On Religious Tolerance
Excessive tolerance necessitates embracing falsehood.The fact that various competing and mutually exclusive truth claims exist does not prove that they are all false.
Religions are not equal (in validity or truth). However, they are all complicated. None of them can be understood in sound bytes or short quotes. It is possible to evaluate the relative merits of religions logically and historically, by careful study. It is probably not possible to come to a conclusion of truth by this method.
Western Civilization values religious tolerance, and that idea of tolerance was promoted by Christians and enshrined in the laws of the United States by Christians. It was not easy for the colonists to realize that tolerance was good or necessary, but they did it, in spite of their deeply held religious beliefs. However, tolerance for others to believe and practice as they like does not extend to agreeing with their beliefs. Many liberals require that we treat all religions as equally valid (but implicitly they mean "except Christianity") but to do so is to insult them all, because if they are all equally valid they are all false.Christians who are actually living their faith do not persecute others, but they do seek to share the Good News that constitutes their religion. If this is offensive, so be it. Seriously, now, what kind of friend would I be, if I knew my friend was going to hell, but refused (out of "respect") to tell him how to avoid it? Only by denying the truth of my own religion could such a thing be considered! But there is absolutely no point in "forcing" someone to become a Christian. The historical claims that such things happened are either false or the events were orchestrated by someone for political purposes who did not understand Christian faith.

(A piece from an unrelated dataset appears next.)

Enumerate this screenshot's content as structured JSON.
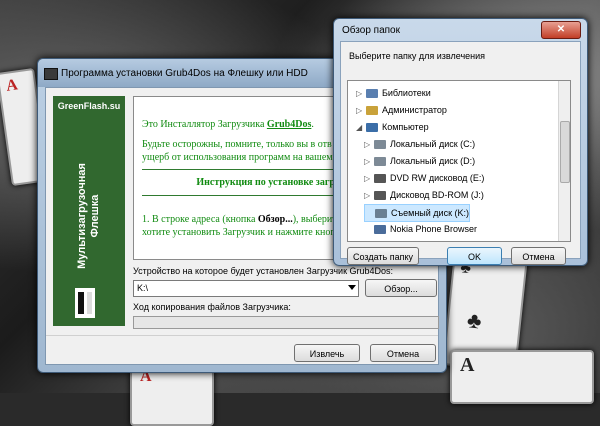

On the other hand, Muslims have a long and rich history of forcing people to become Muslims. Atheists also have a long and rich history of coercing people to become atheists--that is to say, persecuting them in an effort to make them give up their religion. The current work to promote atheism in the American educational system is incredible.

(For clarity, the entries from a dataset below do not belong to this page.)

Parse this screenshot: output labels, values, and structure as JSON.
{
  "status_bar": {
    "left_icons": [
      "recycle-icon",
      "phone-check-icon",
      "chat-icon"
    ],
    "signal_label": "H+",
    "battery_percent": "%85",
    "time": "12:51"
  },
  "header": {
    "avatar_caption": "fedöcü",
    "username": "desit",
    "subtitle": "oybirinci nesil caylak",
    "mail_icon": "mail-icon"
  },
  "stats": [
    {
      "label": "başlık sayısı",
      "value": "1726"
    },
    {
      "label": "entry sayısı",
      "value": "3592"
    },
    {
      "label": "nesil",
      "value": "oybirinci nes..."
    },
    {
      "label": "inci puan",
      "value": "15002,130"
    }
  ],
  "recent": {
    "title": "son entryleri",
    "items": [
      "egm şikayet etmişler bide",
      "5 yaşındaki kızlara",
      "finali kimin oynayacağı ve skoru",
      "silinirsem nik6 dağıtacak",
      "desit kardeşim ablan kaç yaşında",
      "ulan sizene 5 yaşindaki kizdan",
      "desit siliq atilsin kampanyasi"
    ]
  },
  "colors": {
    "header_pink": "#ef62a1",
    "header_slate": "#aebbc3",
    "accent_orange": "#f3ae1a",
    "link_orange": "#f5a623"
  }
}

Claims that all religions are equally war-like, that is, that people make war because of religion, are incorrect. Some religions do this (Islam being the most prominent example), but most do not. There is nothing in Christianity that would encourage starting a war for religious reasons. The Christian religion was explicitly pacifist for the first three centuries, agreeing to war only after Constantine mingled the Christian religion with politics. Most Christians now believe that they may support defensive military actions, which are sometimes mis-characterized by the detractors of Christianity as offensive. However, political people have always used religion to their advantage in promoting their causes. This must not be attributed to the religion itself, except where the religion truly is the source of the aggression.